Since we were very young, we've been learning how important it is to take good care of our bodies. We learn what foods to eat and what foods to avoid; we learn the benefits and drawbacks of medicine; we even learn--some of us more eagerly than others--how to get our bodies moving. It's true: exercise isn't always popular in our minds, but at the end of the day, we do have to admit that moving is good for our bodies. So, whether we like it or not, we fill our days with treadmills, weights, and gym memberships. We get moving. It's not always easy and it's not always fun, but it's good for us, so we do it. However, exercise after surgery is an entirely different challenge--and an extremely worthy challenge at that.

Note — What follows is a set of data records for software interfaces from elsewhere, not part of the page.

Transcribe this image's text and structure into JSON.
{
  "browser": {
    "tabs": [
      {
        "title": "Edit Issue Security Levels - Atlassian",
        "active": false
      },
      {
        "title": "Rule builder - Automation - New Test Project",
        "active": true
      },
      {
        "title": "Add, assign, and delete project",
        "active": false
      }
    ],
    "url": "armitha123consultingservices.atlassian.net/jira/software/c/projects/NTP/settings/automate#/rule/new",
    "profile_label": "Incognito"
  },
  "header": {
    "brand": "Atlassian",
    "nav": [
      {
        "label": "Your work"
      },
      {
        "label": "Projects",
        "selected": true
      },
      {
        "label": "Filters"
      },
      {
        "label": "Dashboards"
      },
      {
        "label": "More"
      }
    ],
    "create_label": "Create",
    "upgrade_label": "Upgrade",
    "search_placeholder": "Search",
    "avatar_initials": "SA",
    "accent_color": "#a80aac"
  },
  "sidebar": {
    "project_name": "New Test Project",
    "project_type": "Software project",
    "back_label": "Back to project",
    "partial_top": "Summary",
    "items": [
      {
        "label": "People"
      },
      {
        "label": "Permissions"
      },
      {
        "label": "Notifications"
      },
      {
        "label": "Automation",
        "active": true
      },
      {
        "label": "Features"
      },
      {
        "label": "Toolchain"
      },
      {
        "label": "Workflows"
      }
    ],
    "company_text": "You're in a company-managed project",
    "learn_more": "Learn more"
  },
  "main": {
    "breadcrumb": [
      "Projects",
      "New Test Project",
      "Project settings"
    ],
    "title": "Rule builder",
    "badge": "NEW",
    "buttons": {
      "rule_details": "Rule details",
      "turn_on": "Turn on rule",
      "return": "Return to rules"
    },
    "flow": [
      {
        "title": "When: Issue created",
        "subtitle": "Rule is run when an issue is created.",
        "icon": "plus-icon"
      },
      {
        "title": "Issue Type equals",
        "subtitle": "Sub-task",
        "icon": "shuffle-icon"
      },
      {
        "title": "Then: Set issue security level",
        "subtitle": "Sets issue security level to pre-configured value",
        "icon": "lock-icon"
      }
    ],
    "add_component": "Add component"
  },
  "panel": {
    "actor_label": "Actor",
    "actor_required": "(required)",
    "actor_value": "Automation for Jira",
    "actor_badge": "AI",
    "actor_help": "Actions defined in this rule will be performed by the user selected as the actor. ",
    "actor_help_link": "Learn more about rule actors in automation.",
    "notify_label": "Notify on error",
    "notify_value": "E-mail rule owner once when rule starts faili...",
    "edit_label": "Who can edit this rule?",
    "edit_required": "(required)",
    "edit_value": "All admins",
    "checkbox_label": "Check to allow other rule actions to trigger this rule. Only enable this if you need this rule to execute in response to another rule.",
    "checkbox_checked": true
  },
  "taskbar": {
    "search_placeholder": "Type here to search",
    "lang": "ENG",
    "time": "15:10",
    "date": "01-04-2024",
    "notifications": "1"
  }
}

After surgery, the responsibility to take care of your body is magnified. Everything you did to stay healthy before is now, if possible, even more important--like watching what you eat, getting good sleep, and, of course, exercising. To be fair, though, "exercise" is probably far from the first thing you want to think about after surgery; however, exercise is a crucial part of the recovery process. What's the solution? Well, personalized post-op exercises are a good option. Personalized post-op exercises are suggested by your healthcare team, and, most importantly, these exercises are individualized to fit your needs and your goals. This means that you can get moving, but at your own pace--and that is a big part of the recovery process.
So, what are some examples of post-op exercises that can be personalized by your healthcare team? How do they speed the recovery process? Here's a quick look!
- Exercise aid. Before you get started on any post-op exercises, your healthcare team will likely recommend some tips to keep you safe and comfortable while you move. Respiratory Splinting is a big part of this. With a Respiratory Splinting device, you can feel free to get moving.
- Breathing and coughing. At first glance, breathing and coughing don't seem like exercises--but after surgery, both of these everyday actions can seem like a lot of work. Start with a slow, deep breath, holding for about two seconds, and then exhale with a firm cough. Often, placing a pillow over your incision during this cough will limit discomfort. These exercises can be personalized to meet your needs and goals, making them strong tools for recovery.
- Walking. Walking has amazing power; it can speed the recovery process in more ways than one. Introducing a slow, short walk into your daily schedule and gradually increasing speed and duration based on your goals can help your heart, your lungs, your circulation, and your overall health.
- Foot exercises. Your body is meant to move; when you're resting after surgery, you're not moving much, and this can be a problem. In order to minimize the risk of blood clots, it's a good idea to do some "foot exercises"--movements to get the blood pumping. Push your toes toward the footboard of your bed, relax your feet, pull your toes toward the headboard, relax both feet, and repeat. In addition, make circles with your ankles while bending one knee and then the other.
Interested in more post-op exercise tips? Looking for information about Respiratory Splinting? Contact us today!